Source data:
---

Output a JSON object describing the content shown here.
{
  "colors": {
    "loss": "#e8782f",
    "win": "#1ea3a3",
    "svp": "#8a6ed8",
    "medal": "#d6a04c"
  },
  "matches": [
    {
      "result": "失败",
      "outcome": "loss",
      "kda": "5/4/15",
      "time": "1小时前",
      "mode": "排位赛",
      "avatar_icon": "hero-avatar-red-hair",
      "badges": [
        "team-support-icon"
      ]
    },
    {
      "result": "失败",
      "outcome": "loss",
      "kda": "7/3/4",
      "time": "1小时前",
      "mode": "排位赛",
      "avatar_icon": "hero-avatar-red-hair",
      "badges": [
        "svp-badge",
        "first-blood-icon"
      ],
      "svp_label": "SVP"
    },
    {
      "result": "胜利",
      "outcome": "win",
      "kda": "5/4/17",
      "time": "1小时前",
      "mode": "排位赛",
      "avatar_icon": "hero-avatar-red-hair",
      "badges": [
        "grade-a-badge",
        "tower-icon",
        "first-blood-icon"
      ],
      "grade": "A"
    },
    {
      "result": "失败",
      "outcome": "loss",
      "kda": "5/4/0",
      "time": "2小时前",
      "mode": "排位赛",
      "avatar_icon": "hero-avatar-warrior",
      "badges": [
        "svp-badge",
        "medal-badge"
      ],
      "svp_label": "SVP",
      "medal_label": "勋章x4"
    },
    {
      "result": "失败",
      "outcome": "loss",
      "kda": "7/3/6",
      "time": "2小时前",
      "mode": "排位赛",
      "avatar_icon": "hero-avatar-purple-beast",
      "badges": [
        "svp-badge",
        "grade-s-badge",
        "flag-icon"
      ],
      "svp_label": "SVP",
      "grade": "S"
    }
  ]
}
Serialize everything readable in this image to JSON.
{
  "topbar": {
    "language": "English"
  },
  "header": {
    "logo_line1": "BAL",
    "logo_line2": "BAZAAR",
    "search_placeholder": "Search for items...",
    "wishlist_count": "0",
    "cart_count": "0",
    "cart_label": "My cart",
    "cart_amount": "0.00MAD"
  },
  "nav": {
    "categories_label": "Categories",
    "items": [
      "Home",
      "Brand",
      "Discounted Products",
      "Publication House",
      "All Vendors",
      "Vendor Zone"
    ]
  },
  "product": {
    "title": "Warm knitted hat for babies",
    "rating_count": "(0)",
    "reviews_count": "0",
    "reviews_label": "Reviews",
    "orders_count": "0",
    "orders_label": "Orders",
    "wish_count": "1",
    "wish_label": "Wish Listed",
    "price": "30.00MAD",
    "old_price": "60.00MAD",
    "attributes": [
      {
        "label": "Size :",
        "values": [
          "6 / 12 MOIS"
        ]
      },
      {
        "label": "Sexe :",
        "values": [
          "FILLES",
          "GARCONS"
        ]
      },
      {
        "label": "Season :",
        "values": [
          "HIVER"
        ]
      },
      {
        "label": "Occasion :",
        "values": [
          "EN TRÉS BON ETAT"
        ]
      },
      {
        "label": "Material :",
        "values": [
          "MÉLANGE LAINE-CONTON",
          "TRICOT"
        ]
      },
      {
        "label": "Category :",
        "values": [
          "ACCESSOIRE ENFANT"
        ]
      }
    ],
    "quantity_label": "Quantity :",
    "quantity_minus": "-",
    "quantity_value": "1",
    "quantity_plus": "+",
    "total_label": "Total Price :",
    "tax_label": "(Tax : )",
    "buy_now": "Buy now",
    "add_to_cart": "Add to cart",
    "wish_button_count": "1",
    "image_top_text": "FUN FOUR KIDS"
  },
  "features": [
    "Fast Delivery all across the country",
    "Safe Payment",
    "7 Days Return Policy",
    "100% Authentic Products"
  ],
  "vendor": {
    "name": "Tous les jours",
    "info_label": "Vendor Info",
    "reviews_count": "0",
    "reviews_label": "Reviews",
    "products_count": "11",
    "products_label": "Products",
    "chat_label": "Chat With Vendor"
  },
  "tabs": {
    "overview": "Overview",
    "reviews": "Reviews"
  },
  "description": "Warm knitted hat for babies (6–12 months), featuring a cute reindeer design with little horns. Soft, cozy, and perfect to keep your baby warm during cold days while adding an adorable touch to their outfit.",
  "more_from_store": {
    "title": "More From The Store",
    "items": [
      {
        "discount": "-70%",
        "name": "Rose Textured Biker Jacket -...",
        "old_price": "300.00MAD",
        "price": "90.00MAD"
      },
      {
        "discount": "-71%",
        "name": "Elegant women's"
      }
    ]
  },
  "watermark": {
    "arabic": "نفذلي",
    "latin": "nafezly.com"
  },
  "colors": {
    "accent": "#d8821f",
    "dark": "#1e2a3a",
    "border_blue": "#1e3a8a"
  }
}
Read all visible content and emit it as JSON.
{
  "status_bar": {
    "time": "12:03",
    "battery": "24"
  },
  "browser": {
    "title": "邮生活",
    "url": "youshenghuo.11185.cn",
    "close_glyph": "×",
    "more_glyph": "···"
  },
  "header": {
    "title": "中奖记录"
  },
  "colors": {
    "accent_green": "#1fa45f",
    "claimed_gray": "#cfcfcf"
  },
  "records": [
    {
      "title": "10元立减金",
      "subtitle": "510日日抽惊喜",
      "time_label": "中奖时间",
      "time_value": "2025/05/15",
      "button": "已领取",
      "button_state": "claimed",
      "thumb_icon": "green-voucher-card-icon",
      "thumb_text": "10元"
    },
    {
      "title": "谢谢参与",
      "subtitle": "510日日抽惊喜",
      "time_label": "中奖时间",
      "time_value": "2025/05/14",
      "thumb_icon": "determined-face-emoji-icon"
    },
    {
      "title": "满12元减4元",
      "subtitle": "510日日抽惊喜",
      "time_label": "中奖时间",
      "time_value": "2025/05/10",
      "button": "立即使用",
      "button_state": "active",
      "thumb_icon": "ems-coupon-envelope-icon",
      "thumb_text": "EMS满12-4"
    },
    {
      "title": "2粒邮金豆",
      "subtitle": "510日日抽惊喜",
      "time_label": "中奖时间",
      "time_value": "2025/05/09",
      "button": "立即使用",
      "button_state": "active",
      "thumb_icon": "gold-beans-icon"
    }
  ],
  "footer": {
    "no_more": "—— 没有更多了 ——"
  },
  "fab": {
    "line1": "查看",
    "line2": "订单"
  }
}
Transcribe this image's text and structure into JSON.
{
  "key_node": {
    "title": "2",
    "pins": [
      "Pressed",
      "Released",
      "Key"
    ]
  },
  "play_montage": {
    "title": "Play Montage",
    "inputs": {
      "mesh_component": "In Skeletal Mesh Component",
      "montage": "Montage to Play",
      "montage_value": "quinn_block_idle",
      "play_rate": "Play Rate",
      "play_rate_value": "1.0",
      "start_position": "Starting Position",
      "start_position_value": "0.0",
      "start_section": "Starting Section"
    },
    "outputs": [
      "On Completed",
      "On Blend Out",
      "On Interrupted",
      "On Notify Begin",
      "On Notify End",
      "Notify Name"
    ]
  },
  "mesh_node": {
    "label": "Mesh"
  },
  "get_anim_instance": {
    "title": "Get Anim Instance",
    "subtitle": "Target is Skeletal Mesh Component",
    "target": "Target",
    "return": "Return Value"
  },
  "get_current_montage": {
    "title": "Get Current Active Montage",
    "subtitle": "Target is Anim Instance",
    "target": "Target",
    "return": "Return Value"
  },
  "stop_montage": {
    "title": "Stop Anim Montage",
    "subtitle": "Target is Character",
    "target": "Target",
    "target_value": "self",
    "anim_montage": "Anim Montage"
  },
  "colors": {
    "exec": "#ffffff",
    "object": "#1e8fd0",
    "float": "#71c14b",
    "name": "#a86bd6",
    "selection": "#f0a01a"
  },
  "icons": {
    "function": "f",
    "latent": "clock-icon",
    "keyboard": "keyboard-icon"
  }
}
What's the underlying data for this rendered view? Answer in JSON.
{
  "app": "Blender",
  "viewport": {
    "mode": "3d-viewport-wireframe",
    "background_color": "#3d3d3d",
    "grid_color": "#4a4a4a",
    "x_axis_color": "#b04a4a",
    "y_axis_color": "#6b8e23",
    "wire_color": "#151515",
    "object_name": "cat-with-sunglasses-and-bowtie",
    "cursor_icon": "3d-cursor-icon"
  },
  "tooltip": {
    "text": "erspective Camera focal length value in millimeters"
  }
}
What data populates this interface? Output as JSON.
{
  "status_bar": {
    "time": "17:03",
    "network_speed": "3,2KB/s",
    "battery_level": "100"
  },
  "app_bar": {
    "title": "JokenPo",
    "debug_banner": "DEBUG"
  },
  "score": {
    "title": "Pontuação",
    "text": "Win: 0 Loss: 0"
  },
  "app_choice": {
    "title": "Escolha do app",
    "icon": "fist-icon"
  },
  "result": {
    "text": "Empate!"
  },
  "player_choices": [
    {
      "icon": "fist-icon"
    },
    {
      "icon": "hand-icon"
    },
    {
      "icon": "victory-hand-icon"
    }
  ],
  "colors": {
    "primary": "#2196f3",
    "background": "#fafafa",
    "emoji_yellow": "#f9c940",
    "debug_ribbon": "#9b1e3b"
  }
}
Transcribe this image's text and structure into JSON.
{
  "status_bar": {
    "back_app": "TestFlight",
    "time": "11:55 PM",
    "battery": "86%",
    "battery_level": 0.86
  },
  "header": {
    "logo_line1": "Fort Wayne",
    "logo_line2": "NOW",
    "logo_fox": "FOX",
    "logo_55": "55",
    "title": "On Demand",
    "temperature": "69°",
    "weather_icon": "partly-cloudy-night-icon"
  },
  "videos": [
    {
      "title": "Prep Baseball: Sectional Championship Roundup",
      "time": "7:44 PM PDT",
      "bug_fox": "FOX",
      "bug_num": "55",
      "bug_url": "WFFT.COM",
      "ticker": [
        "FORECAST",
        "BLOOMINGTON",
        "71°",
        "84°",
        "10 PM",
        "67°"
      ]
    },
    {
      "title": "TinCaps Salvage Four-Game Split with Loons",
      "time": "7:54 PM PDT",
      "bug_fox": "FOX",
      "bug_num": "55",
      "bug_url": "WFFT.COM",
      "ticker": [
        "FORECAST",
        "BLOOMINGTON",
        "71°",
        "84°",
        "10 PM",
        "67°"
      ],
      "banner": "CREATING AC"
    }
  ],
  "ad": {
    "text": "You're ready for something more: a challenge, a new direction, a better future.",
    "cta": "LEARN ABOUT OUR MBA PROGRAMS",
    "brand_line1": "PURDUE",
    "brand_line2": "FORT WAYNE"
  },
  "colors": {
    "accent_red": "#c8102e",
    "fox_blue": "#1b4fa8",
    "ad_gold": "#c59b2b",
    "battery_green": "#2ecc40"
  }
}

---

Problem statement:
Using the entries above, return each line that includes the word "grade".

Task response:
        "grade-a-badge",
      "grade": "A"
        "grade-s-badge",
      "grade": "S"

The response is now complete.